* EXERCISE AIM: Nothing in the entries may be altered; copy them all exactly.

Data items
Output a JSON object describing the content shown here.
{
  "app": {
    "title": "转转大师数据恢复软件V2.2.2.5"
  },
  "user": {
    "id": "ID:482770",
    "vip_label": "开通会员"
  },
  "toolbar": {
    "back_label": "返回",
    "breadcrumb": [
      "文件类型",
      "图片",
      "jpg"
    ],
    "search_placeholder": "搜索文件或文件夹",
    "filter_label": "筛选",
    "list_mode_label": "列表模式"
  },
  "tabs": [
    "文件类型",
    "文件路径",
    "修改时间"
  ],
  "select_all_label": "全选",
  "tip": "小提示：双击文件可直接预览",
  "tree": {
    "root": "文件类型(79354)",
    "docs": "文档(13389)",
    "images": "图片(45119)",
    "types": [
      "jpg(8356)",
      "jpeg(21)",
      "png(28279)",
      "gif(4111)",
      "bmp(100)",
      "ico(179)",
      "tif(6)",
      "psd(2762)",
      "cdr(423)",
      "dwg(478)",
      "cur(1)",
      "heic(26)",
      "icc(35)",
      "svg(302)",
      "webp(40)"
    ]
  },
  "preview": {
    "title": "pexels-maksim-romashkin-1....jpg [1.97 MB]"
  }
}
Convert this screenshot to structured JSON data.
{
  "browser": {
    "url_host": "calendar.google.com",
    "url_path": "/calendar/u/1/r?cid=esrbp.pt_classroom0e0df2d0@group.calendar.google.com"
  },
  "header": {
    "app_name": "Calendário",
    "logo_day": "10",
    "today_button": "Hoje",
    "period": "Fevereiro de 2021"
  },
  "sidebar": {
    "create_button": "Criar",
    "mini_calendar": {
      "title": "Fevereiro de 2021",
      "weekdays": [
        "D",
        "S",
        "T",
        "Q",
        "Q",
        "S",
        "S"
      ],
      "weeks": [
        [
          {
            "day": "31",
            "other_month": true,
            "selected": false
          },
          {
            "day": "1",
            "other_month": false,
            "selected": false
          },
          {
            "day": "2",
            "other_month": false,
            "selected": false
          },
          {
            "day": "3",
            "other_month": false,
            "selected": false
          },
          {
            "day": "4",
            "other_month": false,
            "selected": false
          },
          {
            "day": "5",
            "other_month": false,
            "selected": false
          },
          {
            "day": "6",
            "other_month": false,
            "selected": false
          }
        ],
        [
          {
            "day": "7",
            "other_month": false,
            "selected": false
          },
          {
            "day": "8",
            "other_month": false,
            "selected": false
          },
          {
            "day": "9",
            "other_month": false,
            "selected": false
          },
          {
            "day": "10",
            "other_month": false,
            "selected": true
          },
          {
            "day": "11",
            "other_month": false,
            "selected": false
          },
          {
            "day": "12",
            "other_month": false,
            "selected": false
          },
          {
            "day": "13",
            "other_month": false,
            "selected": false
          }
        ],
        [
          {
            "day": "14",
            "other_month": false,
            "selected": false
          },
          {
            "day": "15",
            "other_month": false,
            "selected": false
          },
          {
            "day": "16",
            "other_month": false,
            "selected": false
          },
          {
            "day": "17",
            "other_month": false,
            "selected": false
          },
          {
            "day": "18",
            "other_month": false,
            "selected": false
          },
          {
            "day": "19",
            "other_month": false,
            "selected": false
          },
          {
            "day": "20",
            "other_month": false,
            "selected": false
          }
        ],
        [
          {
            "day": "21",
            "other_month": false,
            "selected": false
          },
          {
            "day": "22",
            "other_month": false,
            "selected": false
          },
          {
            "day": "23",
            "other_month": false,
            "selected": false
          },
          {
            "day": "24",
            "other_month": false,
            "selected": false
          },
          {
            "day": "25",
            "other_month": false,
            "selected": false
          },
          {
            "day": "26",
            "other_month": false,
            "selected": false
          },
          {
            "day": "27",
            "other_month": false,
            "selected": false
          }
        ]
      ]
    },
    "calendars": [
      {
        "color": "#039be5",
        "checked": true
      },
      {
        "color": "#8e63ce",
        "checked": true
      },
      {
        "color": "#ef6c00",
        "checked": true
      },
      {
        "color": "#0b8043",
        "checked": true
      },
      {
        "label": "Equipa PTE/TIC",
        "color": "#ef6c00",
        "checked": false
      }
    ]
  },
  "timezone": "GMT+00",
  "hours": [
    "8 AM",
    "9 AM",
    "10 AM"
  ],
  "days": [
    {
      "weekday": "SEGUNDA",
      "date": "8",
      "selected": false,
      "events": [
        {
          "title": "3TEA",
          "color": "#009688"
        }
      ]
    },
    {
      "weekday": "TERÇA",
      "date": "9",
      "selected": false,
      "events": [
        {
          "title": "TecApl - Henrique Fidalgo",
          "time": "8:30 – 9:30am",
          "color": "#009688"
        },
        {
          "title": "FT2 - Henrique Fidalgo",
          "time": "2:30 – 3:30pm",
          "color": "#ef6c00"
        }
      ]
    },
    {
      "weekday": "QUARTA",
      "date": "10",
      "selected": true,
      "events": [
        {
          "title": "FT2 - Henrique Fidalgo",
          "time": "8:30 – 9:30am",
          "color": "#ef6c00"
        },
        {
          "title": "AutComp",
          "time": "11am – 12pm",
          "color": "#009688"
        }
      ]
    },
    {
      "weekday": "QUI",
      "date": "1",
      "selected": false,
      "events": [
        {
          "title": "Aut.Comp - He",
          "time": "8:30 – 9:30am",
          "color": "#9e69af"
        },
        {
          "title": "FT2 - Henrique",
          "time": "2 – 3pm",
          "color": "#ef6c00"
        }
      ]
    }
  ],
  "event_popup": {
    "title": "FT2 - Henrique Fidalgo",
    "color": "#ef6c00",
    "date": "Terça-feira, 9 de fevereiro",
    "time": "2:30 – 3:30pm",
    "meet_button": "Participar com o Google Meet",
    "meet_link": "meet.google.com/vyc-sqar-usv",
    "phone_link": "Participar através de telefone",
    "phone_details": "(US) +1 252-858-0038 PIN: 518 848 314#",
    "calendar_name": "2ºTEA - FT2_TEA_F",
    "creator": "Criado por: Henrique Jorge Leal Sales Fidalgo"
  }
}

* RESULT:
Output a JSON object describing the content shown here.
{
  "app": {
    "title": "转转大师数据恢复软件V2.2.2.5"
  },
  "user": {
    "id": "ID:482770",
    "vip_label": "开通会员"
  },
  "toolbar": {
    "back_label": "返回",
    "breadcrumb": [
      "文件类型",
      "图片",
      "jpg"
    ],
    "search_placeholder": "搜索文件或文件夹",
    "filter_label": "筛选",
    "list_mode_label": "列表模式"
  },
  "tabs": [
    "文件类型",
    "文件路径",
    "修改时间"
  ],
  "select_all_label": "全选",
  "tip": "小提示：双击文件可直接预览",
  "tree": {
    "root": "文件类型(79354)",
    "docs": "文档(13389)",
    "images": "图片(45119)",
    "types": [
      "jpg(8356)",
      "jpeg(21)",
      "png(28279)",
      "gif(4111)",
      "bmp(100)",
      "ico(179)",
      "tif(6)",
      "psd(2762)",
      "cdr(423)",
      "dwg(478)",
      "cur(1)",
      "heic(26)",
      "icc(35)",
      "svg(302)",
      "webp(40)"
    ]
  },
  "preview": {
    "title": "pexels-maksim-romashkin-1....jpg [1.97 MB]"
  }
}
Convert this screenshot to structured JSON data.
{
  "browser": {
    "url_host": "calendar.google.com",
    "url_path": "/calendar/u/1/r?cid=esrbp.pt_classroom0e0df2d0@group.calendar.google.com"
  },
  "header": {
    "app_name": "Calendário",
    "logo_day": "10",
    "today_button": "Hoje",
    "period": "Fevereiro de 2021"
  },
  "sidebar": {
    "create_button": "Criar",
    "mini_calendar": {
      "title": "Fevereiro de 2021",
      "weekdays": [
        "D",
        "S",
        "T",
        "Q",
        "Q",
        "S",
        "S"
      ],
      "weeks": [
        [
          {
            "day": "31",
            "other_month": true,
            "selected": false
          },
          {
            "day": "1",
            "other_month": false,
            "selected": false
          },
          {
            "day": "2",
            "other_month": false,
            "selected": false
          },
          {
            "day": "3",
            "other_month": false,
            "selected": false
          },
          {
            "day": "4",
            "other_month": false,
            "selected": false
          },
          {
            "day": "5",
            "other_month": false,
            "selected": false
          },
          {
            "day": "6",
            "other_month": false,
            "selected": false
          }
        ],
        [
          {
            "day": "7",
            "other_month": false,
            "selected": false
          },
          {
            "day": "8",
            "other_month": false,
            "selected": false
          },
          {
            "day": "9",
            "other_month": false,
            "selected": false
          },
          {
            "day": "10",
            "other_month": false,
            "selected": true
          },
          {
            "day": "11",
            "other_month": false,
            "selected": false
          },
          {
            "day": "12",
            "other_month": false,
            "selected": false
          },
          {
            "day": "13",
            "other_month": false,
            "selected": false
          }
        ],
        [
          {
            "day": "14",
            "other_month": false,
            "selected": false
          },
          {
            "day": "15",
            "other_month": false,
            "selected": false
          },
          {
            "day": "16",
            "other_month": false,
            "selected": false
          },
          {
            "day": "17",
            "other_month": false,
            "selected": false
          },
          {
            "day": "18",
            "other_month": false,
            "selected": false
          },
          {
            "day": "19",
            "other_month": false,
            "selected": false
          },
          {
            "day": "20",
            "other_month": false,
            "selected": false
          }
        ],
        [
          {
            "day": "21",
            "other_month": false,
            "selected": false
          },
          {
            "day": "22",
            "other_month": false,
            "selected": false
          },
          {
            "day": "23",
            "other_month": false,
            "selected": false
          },
          {
            "day": "24",
            "other_month": false,
            "selected": false
          },
          {
            "day": "25",
            "other_month": false,
            "selected": false
          },
          {
            "day": "26",
            "other_month": false,
            "selected": false
          },
          {
            "day": "27",
            "other_month": false,
            "selected": false
          }
        ]
      ]
    },
    "calendars": [
      {
        "color": "#039be5",
        "checked": true
      },
      {
        "color": "#8e63ce",
        "checked": true
      },
      {
        "color": "#ef6c00",
        "checked": true
      },
      {
        "color": "#0b8043",
        "checked": true
      },
      {
        "label": "Equipa PTE/TIC",
        "color": "#ef6c00",
        "checked": false
      }
    ]
  },
  "timezone": "GMT+00",
  "hours": [
    "8 AM",
    "9 AM",
    "10 AM"
  ],
  "days": [
    {
      "weekday": "SEGUNDA",
      "date": "8",
      "selected": false,
      "events": [
        {
          "title": "3TEA",
          "color": "#009688"
        }
      ]
    },
    {
      "weekday": "TERÇA",
      "date": "9",
      "selected": false,
      "events": [
        {
          "title": "TecApl - Henrique Fidalgo",
          "time": "8:30 – 9:30am",
          "color": "#009688"
        },
        {
          "title": "FT2 - Henrique Fidalgo",
          "time": "2:30 – 3:30pm",
          "color": "#ef6c00"
        }
      ]
    },
    {
      "weekday": "QUARTA",
      "date": "10",
      "selected": true,
      "events": [
        {
          "title": "FT2 - Henrique Fidalgo",
          "time": "8:30 – 9:30am",
          "color": "#ef6c00"
        },
        {
          "title": "AutComp",
          "time": "11am – 12pm",
          "color": "#009688"
        }
      ]
    },
    {
      "weekday": "QUI",
      "date": "1",
      "selected": false,
      "events": [
        {
          "title": "Aut.Comp - He",
          "time": "8:30 – 9:30am",
          "color": "#9e69af"
        },
        {
          "title": "FT2 - Henrique",
          "time": "2 – 3pm",
          "color": "#ef6c00"
        }
      ]
    }
  ],
  "event_popup": {
    "title": "FT2 - Henrique Fidalgo",
    "color": "#ef6c00",
    "date": "Terça-feira, 9 de fevereiro",
    "time": "2:30 – 3:30pm",
    "meet_button": "Participar com o Google Meet",
    "meet_link": "meet.google.com/vyc-sqar-usv",
    "phone_link": "Participar através de telefone",
    "phone_details": "(US) +1 252-858-0038 PIN: 518 848 314#",
    "calendar_name": "2ºTEA - FT2_TEA_F",
    "creator": "Criado por: Henrique Jorge Leal Sales Fidalgo"
  }
}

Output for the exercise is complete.